by MARK KILLARMay 25, 2012
Prescription pills don’t need to kill anyone. Taking responsibility for the drugs we possess and making sure they are used properly can curb the abuse.
Why are prescription drugs killing people? Aren’t they supposed to make people feel better, heal faster, and balance out? How did they become public enemy #1? I thought heroin, cocaine, and crack were the most dangerous drugs?
To determine what drug is dangerous, we must first decide what makes a drug dangerous. Is the danger actually in the drug, or in the belief that the drug is safe to use? We all know the dangers of heroin, cocaine, and crack. But what about prescription pills? Doctors dispense them. The FDA approved them. If they really are dangerous, then why are they still being used? Just one day’s worth in front of a television and listening to ads for drugs should answer that question. It’s not that drugs aren’t helpful for those in need. No, it’s the abuse of drugs and lack of proper analysis that makes them dangerous.
The pills that are prescribed are often highly addictive. When used for short term management of pain, they are controllable and safe. But some people think that if one works, two will still work better. Two becomes four, and as someone continues to use pills, their ability to manage the pain diminishes, requiring more pills to do the same job. This is how an addiction is born; and not with intent, but out of making one mistake after another. Properly monitored, perhaps the doctor saw what pills you were popping and weaned you off them. But you continue to use the pills. Each time you use them, they grab you harder and harder, until you’re grabbing them just the same. You don’t let anyone get in your way.

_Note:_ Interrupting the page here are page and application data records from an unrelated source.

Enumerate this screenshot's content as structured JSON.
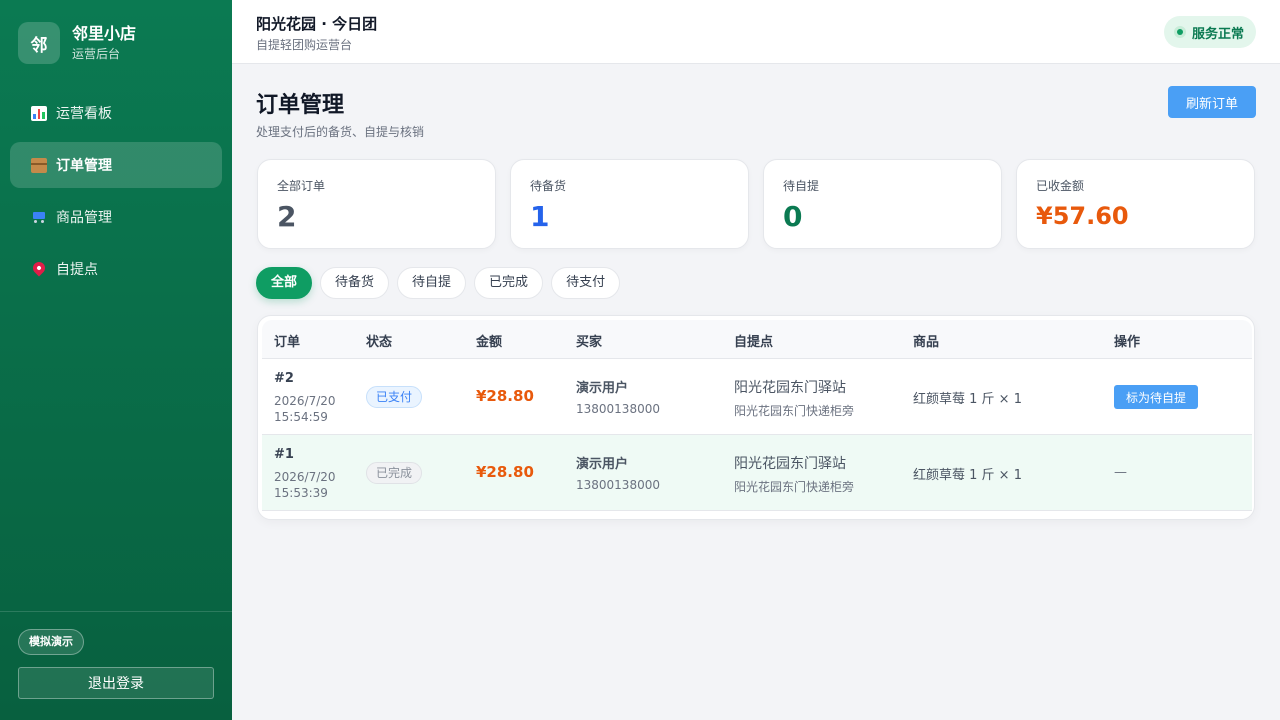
{
  "brand": {
    "logo": "邻",
    "name": "邻里小店",
    "subtitle": "运营后台"
  },
  "nav": [
    {
      "label": "运营看板",
      "icon": "bar-chart-icon",
      "active": false
    },
    {
      "label": "订单管理",
      "icon": "package-icon",
      "active": true
    },
    {
      "label": "商品管理",
      "icon": "shopping-cart-icon",
      "active": false
    },
    {
      "label": "自提点",
      "icon": "location-pin-icon",
      "active": false
    }
  ],
  "sidebar_footer": {
    "demo_badge": "模拟演示",
    "logout_label": "退出登录"
  },
  "header": {
    "title": "阳光花园 · 今日团",
    "subtitle": "自提轻团购运营台",
    "status": "服务正常"
  },
  "page": {
    "title": "订单管理",
    "subtitle": "处理支付后的备货、自提与核销",
    "refresh_label": "刷新订单"
  },
  "stats": [
    {
      "label": "全部订单",
      "value": "2",
      "color": "#4b5563"
    },
    {
      "label": "待备货",
      "value": "1",
      "color": "#2563eb"
    },
    {
      "label": "待自提",
      "value": "0",
      "color": "#0b7a52"
    },
    {
      "label": "已收金额",
      "value": "¥57.60",
      "color": "#e8590c"
    }
  ],
  "filters": [
    {
      "label": "全部",
      "active": true
    },
    {
      "label": "待备货",
      "active": false
    },
    {
      "label": "待自提",
      "active": false
    },
    {
      "label": "已完成",
      "active": false
    },
    {
      "label": "待支付",
      "active": false
    }
  ],
  "table": {
    "headers": [
      "订单",
      "状态",
      "金额",
      "买家",
      "自提点",
      "商品",
      "操作"
    ],
    "rows": [
      {
        "order_no": "#2",
        "date": "2026/7/20",
        "time": "15:54:59",
        "status": "已支付",
        "status_type": "paid",
        "amount": "¥28.80",
        "buyer": "演示用户",
        "phone": "13800138000",
        "pickup": "阳光花园东门驿站",
        "pickup_detail": "阳光花园东门快递柜旁",
        "goods": "红颜草莓 1 斤 × 1",
        "action": "标为待自提"
      },
      {
        "order_no": "#1",
        "date": "2026/7/20",
        "time": "15:53:39",
        "status": "已完成",
        "status_type": "done",
        "amount": "¥28.80",
        "buyer": "演示用户",
        "phone": "13800138000",
        "pickup": "阳光花园东门驿站",
        "pickup_detail": "阳光花园东门快递柜旁",
        "goods": "红颜草莓 1 斤 × 1",
        "action": "—"
      }
    ]
  }
}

Many who abuse drugs go to the doctor and say the pills aren’t working, so the doctor writes a new prescription. The old pills at home, the new pills at home (growing into large quantities) is enough to keep going for weeks. Doctors must take responsibility when they are prescribing. It’s too easy to make one an addict, yet too hard to break the addiction.

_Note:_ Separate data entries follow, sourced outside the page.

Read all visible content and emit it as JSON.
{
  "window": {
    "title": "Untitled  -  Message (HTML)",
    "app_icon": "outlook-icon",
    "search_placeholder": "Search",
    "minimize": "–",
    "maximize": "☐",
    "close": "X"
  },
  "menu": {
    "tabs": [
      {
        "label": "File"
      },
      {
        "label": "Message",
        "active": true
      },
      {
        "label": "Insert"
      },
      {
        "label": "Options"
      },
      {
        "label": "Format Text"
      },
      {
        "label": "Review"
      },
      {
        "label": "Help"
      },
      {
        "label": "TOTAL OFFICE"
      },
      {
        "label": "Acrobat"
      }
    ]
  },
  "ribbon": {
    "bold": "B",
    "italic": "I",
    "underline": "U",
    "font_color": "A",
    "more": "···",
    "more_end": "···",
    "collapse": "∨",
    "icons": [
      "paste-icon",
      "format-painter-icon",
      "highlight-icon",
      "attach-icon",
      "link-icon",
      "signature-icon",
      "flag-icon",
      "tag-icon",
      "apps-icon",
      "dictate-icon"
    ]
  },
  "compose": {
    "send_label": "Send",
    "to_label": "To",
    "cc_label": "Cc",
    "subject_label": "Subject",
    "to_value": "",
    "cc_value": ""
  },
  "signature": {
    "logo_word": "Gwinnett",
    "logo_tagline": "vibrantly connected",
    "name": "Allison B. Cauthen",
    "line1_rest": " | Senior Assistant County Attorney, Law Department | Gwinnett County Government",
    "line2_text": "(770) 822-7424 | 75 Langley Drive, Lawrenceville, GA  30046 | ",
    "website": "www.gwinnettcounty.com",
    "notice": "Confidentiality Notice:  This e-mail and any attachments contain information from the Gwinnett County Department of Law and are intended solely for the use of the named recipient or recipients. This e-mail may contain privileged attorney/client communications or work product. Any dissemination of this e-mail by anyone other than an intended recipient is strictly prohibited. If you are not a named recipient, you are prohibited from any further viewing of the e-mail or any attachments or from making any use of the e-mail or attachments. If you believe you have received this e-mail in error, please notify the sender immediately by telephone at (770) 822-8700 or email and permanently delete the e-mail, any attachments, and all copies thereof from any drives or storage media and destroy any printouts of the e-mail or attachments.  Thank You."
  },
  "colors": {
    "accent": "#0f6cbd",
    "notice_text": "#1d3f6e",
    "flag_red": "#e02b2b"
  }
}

One way to slow the problem is electronic prescribing. This means a doctor can prescribe without a written pad, avoiding the forgeries and thefts that so often occur. While not fool-proof, patients getting multiple prescriptions from different doctors can be easily flagged. This helps to cut down on abuse.

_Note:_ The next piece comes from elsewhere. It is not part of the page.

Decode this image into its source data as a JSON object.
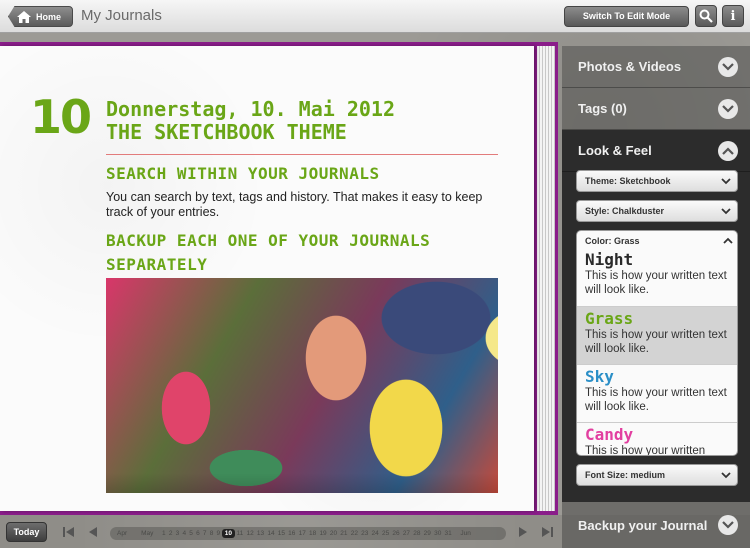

What can you do? When there are no underlying emotional issues for which the pills are prescribed and the addiction is purely physical, detoxing may be enough to end the addiction. In this case, sitting with your loved one may be sufficient to convince them to seek help. When underlying issues are present, a combination of detoxing, cognitive therapy, and support groups like AA may be required to properly address the issues. To awaken the addict’s awareness, an intervention may be required. Whether the addiction-sufferer seeks help or not, family members ought to attend their loved one’s recovery program (like Families Anonymous or Alanon).
Prescription pills don’t need to kill anyone. Taking responsibility for the drugs we possess and making sure they are used properly can curb the abuse. So long as they are on the market, the abuse won’t end. As family, friends, and parents—we must watch out for each as well.
News Source: http://www.free-press-release.com/news-prescription-drug-overdoses-are-the-1-killer-how-to-cope-1337978691.html
Official Website: http://www.center-for-addiction-recovery.com
|Company:||A Center For Addiction Recovery|
Are you concerned about taking drugs for your headache. What if you had an alternative that is safe and just as effective. You will find that Essential Oils to be just that.
Angelina Jolie says that she has had a preventive double mastectomy after learning she carried a gene that made it extremely likely she would get breast cancer.